Joe Thornton was the closest player to the incident and saw the puck fly straight out, but there was no available coach’s challenge for that play and there’s no mechanism for Toronto to help make that call correctly either.
Instead, the Blues utilized that sequence as a surge of momentum to take a 4-3 lead with a pair of snipes from Perron.
Some questionable hits, including a high blow by Sammy Blais on Justin Braun right in front of the official also stirred the debate of a penalty.
With that being said, the San Jose Sharks have been lucky with the most critical calls going their way in the postseason. However, that doesn’t take away their gutsy effort to not give up as they’ve had done all year – battling from behind 3-1 in the Vegas series.
In the third period, San Jose’s chemistry collapsed. Passes were not tape-to-tape and shots whistled wildly over Jordan Binnington during their scrambled rushes. The only Shark who gave an encouraging sign of hope was Martin Jones, who after a shaky second period, robbed the Blues point-blank on several occasions to keep San Jose in the contest.
Jones’ resiliency paid off and Logan Couture scored the tying goal, his league-leading 14th goal of the playoffs with the extra attacker, and the Sharks went on to win with the controversial goal.
The Blues did not deserve to lose that game in that fashion. Anything can happen in the Stanley Cup Playoffs, and teams have to fight through the adversity. It’s a long, hard-fought battle, and adjustments will be made, not just by the players, but by the officials as well.
“There’s a few calls you’re going to get, you’re not going to get certain ones,” Pavelski said.
“Everyone keeps talking about the hand pass, so there must have been something there. But there are calls that go both ways. That’s the playoffs. There’s adversity, you gotta adjust, handle it, keep your cool.”

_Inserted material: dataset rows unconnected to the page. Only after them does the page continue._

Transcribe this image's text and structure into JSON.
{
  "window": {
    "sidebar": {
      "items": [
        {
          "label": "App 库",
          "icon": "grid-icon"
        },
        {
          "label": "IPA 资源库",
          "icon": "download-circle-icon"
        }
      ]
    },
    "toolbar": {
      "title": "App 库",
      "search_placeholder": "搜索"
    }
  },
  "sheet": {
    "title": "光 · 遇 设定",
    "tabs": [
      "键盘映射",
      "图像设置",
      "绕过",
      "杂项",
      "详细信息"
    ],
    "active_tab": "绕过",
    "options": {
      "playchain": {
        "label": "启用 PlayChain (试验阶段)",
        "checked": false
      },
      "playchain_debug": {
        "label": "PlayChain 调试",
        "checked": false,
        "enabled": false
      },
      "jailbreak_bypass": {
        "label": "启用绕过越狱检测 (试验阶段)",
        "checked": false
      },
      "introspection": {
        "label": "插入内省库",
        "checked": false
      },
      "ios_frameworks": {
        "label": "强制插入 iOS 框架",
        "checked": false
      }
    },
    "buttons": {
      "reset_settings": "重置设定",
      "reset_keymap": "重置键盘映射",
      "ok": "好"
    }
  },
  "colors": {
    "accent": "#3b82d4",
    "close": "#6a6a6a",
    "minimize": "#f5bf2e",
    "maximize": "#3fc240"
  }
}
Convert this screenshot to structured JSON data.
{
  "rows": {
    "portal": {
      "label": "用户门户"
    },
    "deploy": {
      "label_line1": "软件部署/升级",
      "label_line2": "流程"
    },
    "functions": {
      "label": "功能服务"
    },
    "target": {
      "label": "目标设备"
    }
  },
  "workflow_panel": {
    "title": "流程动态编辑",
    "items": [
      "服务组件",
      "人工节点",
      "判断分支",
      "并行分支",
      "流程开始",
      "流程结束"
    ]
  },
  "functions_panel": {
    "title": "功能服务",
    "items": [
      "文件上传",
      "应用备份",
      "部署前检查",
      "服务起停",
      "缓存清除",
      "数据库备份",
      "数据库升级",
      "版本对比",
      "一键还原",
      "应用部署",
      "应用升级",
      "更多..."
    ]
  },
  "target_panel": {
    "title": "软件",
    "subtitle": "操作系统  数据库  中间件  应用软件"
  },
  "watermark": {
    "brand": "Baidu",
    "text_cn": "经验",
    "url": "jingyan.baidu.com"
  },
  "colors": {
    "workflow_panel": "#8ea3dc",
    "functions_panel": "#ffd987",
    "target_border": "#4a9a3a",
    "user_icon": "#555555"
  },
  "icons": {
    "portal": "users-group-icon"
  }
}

Calls have been the epicenter of momentum shifts, and the officiating will be judged critically as the playoffs linger on. All eyes will be peeled on the men in stripes as the Sharks and Blues lock horns in Game 4 Friday night.